Hans Gobes: The banner appears both ways: the American lettering at the same time with the translation in Mandarin, Malai or into the Indonesian language. You will see the English name 'Tops' and also in the stores the Tops name in the local language.
Tailoring Store Formats
SN: How do you determine the store format for different countries? Is it similar across different countries?
Van der Hoeven: The format will be different in different countries. How do we determine that? That's done on the basis of customer research in each country. So we work from the customer on up to see what it is that customers are looking for in each of those countries. The first two [Tops units] are up and running in Malaysia. They're doing very well. But there are always hundreds of things that you have to fine-tune and change.
One exotic example is that Asian customers like to buy fish live. So you have to offer them a basin from which they can choose the live fish themselves. Frozen fish is not as attractive to them, but we feel that will change over time. But you cannot force the customer to adapt to different habits that aren't there yet. We're also trying to make customers feel more comfortable in our supermarkets in that we are creating a bit of a 'wet market' atmosphere. A wet market is where they buy the perishables, etc.
So while we were offering more consistent quality and better prices, we still had to create the kind of atmosphere where customers could touch everything before they buy it. That's the way it works in Asia. Whether that has been the right point of view, we will see -- because most of our competitors are actually building American-type supermarkets.
Our ambition is to attract middle- to high-income customers, not only the top 10%. So we have to make inroads into the middle classes, in Shanghai, [China], Kuala Lumpur, [Malaysia] and Jakarta [Indonesia].
Zwartendijk: Regarding formats, in most of those countries we start from scratch because there is not anything to start with; there are no large retailers. But in certain areas, we do find pockets of smaller [retailers] -- maybe five or 10 small chains. So we buy those and convert them into Tops stores, which gives us a flying start. So there's some adaptation to what we find locally.
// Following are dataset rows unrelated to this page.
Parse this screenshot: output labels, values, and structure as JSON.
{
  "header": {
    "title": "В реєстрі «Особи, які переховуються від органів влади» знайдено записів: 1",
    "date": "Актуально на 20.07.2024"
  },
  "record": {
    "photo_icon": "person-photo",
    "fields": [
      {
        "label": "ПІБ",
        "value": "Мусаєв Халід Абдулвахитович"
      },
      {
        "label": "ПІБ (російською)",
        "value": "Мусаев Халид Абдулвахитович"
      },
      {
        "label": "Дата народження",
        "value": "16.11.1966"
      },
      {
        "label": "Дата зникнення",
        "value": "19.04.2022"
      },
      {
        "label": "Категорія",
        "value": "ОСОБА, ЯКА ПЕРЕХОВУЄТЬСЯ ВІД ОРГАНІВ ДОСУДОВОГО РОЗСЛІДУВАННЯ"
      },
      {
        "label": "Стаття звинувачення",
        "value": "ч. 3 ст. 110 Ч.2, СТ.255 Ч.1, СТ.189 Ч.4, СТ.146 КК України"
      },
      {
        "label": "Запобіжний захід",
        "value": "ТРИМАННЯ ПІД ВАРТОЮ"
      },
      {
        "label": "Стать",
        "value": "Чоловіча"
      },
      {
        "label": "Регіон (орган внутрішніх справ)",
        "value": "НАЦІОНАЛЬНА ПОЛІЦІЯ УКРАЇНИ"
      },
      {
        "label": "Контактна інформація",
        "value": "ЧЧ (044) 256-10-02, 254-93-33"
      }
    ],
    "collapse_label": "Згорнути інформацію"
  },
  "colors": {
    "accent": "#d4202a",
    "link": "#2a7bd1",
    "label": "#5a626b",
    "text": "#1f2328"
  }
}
After a number of years, the Tops format will be recognized as a supermarket format -- an Asian supermarket format. The [concept] will be the same, but how you fill it in locally may be different a little bit. It still stands for quality, freshness, local products, low-priced groceries, etc.